What is needed – Copy every record below exactly, leaving out any pictures.

Study material –
....
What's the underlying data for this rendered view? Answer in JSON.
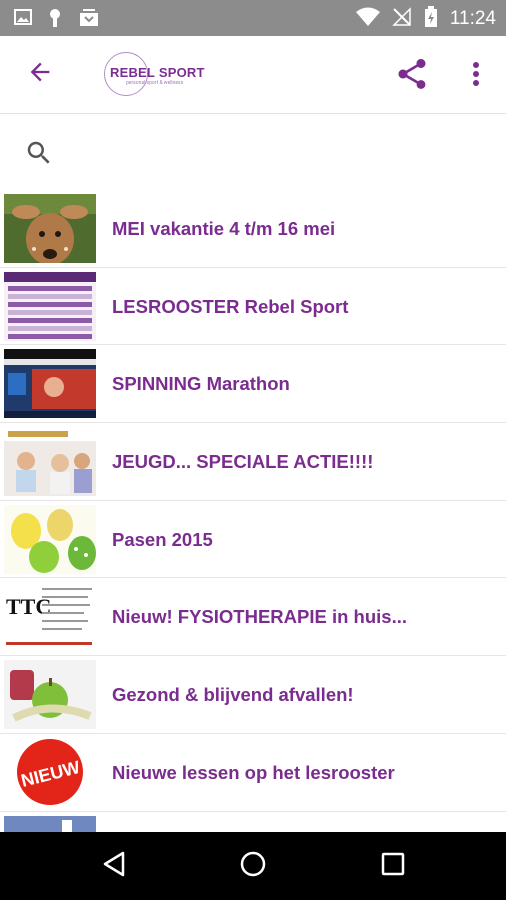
{
  "status_bar": {
    "time": "11:24",
    "icons": [
      "image-icon",
      "android-icon",
      "inbox-icon",
      "wifi-icon",
      "no-signal-icon",
      "battery-charging-icon"
    ]
  },
  "app_bar": {
    "logo": {
      "name": "REBEL SPORT",
      "word1": "REBEL",
      "word2": "SPORT",
      "tagline": "personal sport & wellness"
    },
    "back_icon": "arrow-back-icon",
    "share_icon": "share-icon",
    "more_icon": "more-vert-icon"
  },
  "search": {
    "placeholder": "",
    "value": ""
  },
  "colors": {
    "accent": "#7b2c8f",
    "status_bar": "#8c8c8c",
    "nav_bar": "#000000"
  },
  "list": {
    "items": [
      {
        "title": "MEI vakantie 4 t/m 16 mei",
        "thumb": "fawn"
      },
      {
        "title": "LESROOSTER Rebel Sport",
        "thumb": "schedule"
      },
      {
        "title": "SPINNING Marathon",
        "thumb": "spinning"
      },
      {
        "title": "JEUGD... SPECIALE ACTIE!!!!",
        "thumb": "youth"
      },
      {
        "title": "Pasen 2015",
        "thumb": "easter-eggs"
      },
      {
        "title": "Nieuw! FYSIOTHERAPIE in huis...",
        "thumb": "ttc"
      },
      {
        "title": "Gezond & blijvend afvallen!",
        "thumb": "apple-measure"
      },
      {
        "title": "Nieuwe lessen op het lesrooster",
        "thumb": "nieuw-badge"
      },
      {
        "title": "",
        "thumb": "facebook"
      }
    ]
  },
  "nav_bar": {
    "icons": [
      "nav-back-icon",
      "nav-home-icon",
      "nav-recents-icon"
    ]
  }
}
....
Answer for this exercise –
What's the underlying data for this rendered view? Answer in JSON.
{
  "status_bar": {
    "time": "11:24",
    "icons": [
      "image-icon",
      "android-icon",
      "inbox-icon",
      "wifi-icon",
      "no-signal-icon",
      "battery-charging-icon"
    ]
  },
  "app_bar": {
    "logo": {
      "name": "REBEL SPORT",
      "word1": "REBEL",
      "word2": "SPORT",
      "tagline": "personal sport & wellness"
    },
    "back_icon": "arrow-back-icon",
    "share_icon": "share-icon",
    "more_icon": "more-vert-icon"
  },
  "search": {
    "placeholder": "",
    "value": ""
  },
  "colors": {
    "accent": "#7b2c8f",
    "status_bar": "#8c8c8c",
    "nav_bar": "#000000"
  },
  "list": {
    "items": [
      {
        "title": "MEI vakantie 4 t/m 16 mei",
        "thumb": "fawn"
      },
      {
        "title": "LESROOSTER Rebel Sport",
        "thumb": "schedule"
      },
      {
        "title": "SPINNING Marathon",
        "thumb": "spinning"
      },
      {
        "title": "JEUGD... SPECIALE ACTIE!!!!",
        "thumb": "youth"
      },
      {
        "title": "Pasen 2015",
        "thumb": "easter-eggs"
      },
      {
        "title": "Nieuw! FYSIOTHERAPIE in huis...",
        "thumb": "ttc"
      },
      {
        "title": "Gezond & blijvend afvallen!",
        "thumb": "apple-measure"
      },
      {
        "title": "Nieuwe lessen op het lesrooster",
        "thumb": "nieuw-badge"
      },
      {
        "title": "",
        "thumb": "facebook"
      }
    ]
  },
  "nav_bar": {
    "icons": [
      "nav-back-icon",
      "nav-home-icon",
      "nav-recents-icon"
    ]
  }
}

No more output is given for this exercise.